* _TO DO_
For each line below that contains the string "icon", copy that line.

* _INFORMATION GIVEN_
-=-=-=-=-
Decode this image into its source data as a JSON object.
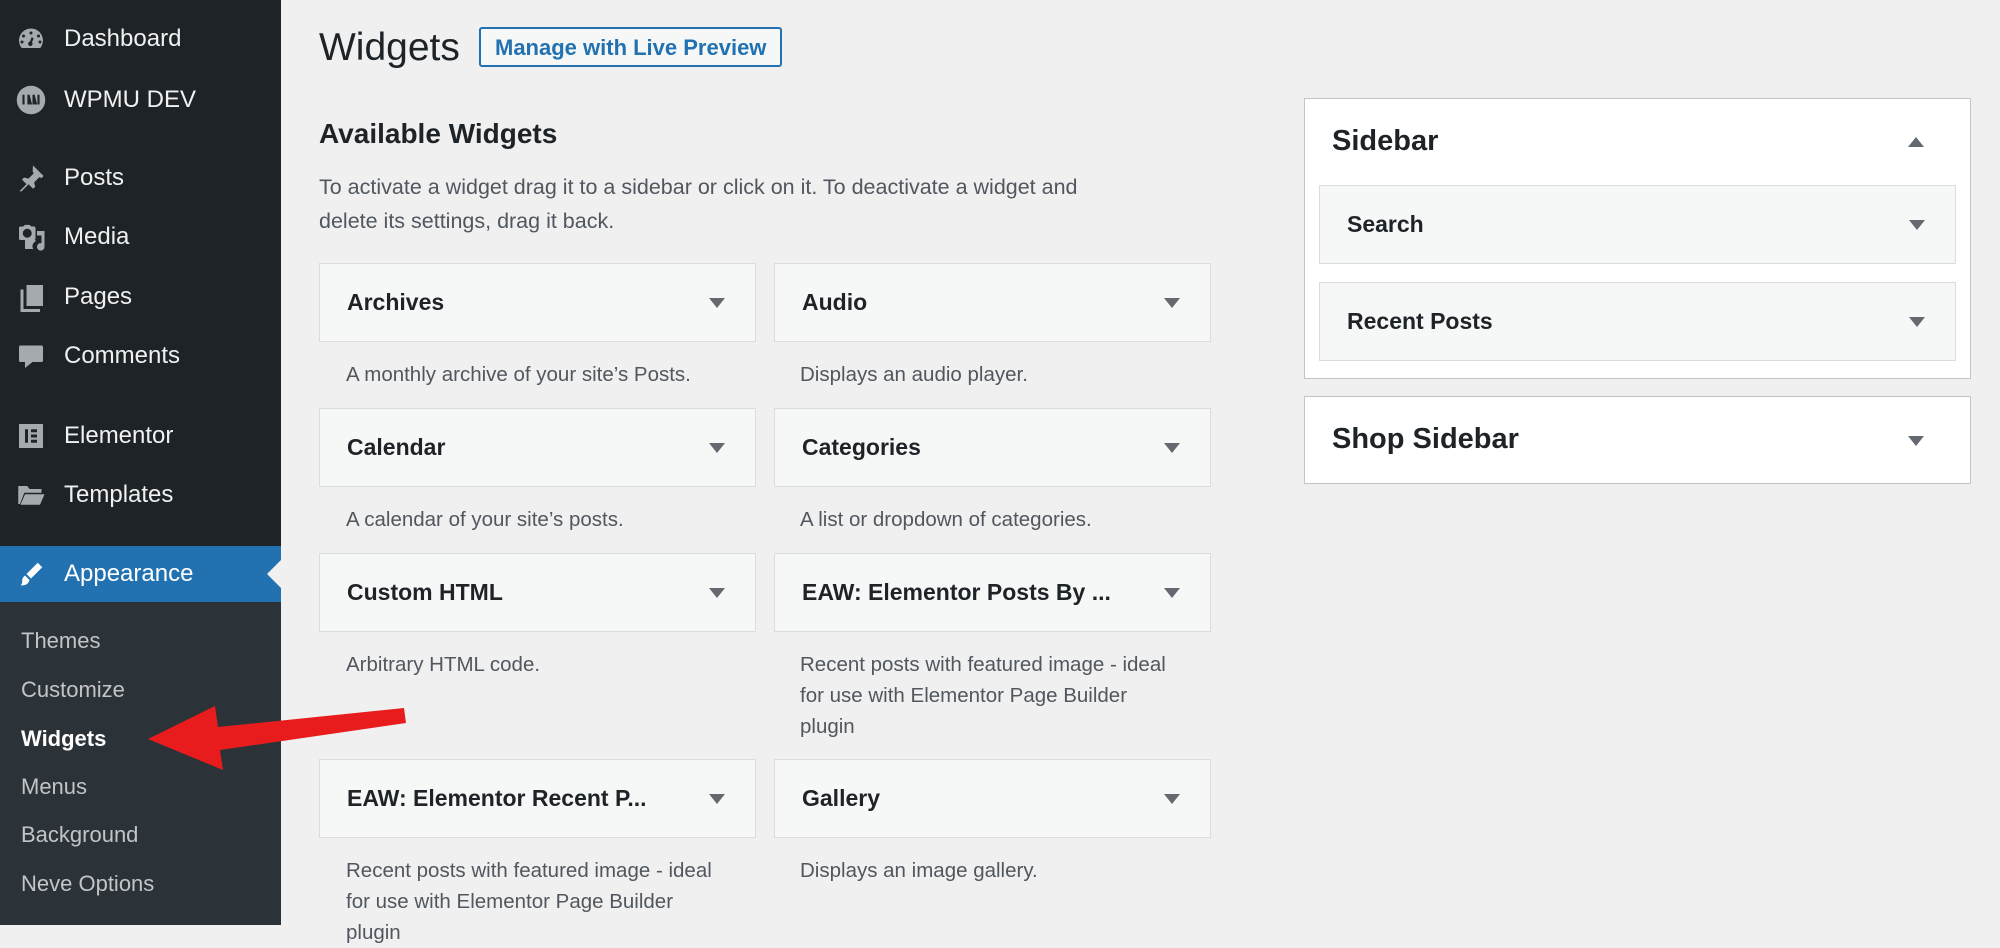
{
  "sidebar": {
    "items": [
      {
        "label": "Dashboard",
        "icon": "dashboard-icon"
      },
      {
        "label": "WPMU DEV",
        "icon": "wpmudev-icon"
      },
      {
        "label": "Posts",
        "icon": "pin-icon"
      },
      {
        "label": "Media",
        "icon": "media-icon"
      },
      {
        "label": "Pages",
        "icon": "pages-icon"
      },
      {
        "label": "Comments",
        "icon": "comment-icon"
      },
      {
        "label": "Elementor",
        "icon": "elementor-icon"
      },
      {
        "label": "Templates",
        "icon": "folder-icon"
      },
      {
        "label": "Appearance",
        "icon": "paintbrush-icon"
      }
    ],
    "submenu": [
      "Themes",
      "Customize",
      "Widgets",
      "Menus",
      "Background",
      "Neve Options"
    ]
  },
  "header": {
    "title": "Widgets",
    "live_preview_label": "Manage with Live Preview"
  },
  "available": {
    "title": "Available Widgets",
    "intro": "To activate a widget drag it to a sidebar or click on it. To deactivate a widget and delete its settings, drag it back.",
    "widgets": [
      {
        "title": "Archives",
        "desc": "A monthly archive of your site’s Posts."
      },
      {
        "title": "Audio",
        "desc": "Displays an audio player."
      },
      {
        "title": "Calendar",
        "desc": "A calendar of your site’s posts."
      },
      {
        "title": "Categories",
        "desc": "A list or dropdown of categories."
      },
      {
        "title": "Custom HTML",
        "desc": "Arbitrary HTML code."
      },
      {
        "title": "EAW: Elementor Posts By ...",
        "desc": "Recent posts with featured image - ideal for use with Elementor Page Builder plugin"
      },
      {
        "title": "EAW: Elementor Recent P...",
        "desc": "Recent posts with featured image - ideal for use with Elementor Page Builder plugin"
      },
      {
        "title": "Gallery",
        "desc": "Displays an image gallery."
      }
    ]
  },
  "sidebars": [
    {
      "title": "Sidebar",
      "expanded": true,
      "widgets": [
        "Search",
        "Recent Posts"
      ]
    },
    {
      "title": "Shop Sidebar",
      "expanded": false,
      "widgets": []
    }
  ],
  "colors": {
    "menu_bg": "#1d2327",
    "submenu_bg": "#2c3338",
    "accent": "#2271b1",
    "annotation": "#e81c1c"
  }
}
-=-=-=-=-
* _WRITTEN SOLUTION_
        "icon": "dashboard-icon"
        "icon": "wpmudev-icon"
        "icon": "pin-icon"
        "icon": "media-icon"
        "icon": "pages-icon"
        "icon": "comment-icon"
        "icon": "elementor-icon"
        "icon": "folder-icon"
        "icon": "paintbrush-icon"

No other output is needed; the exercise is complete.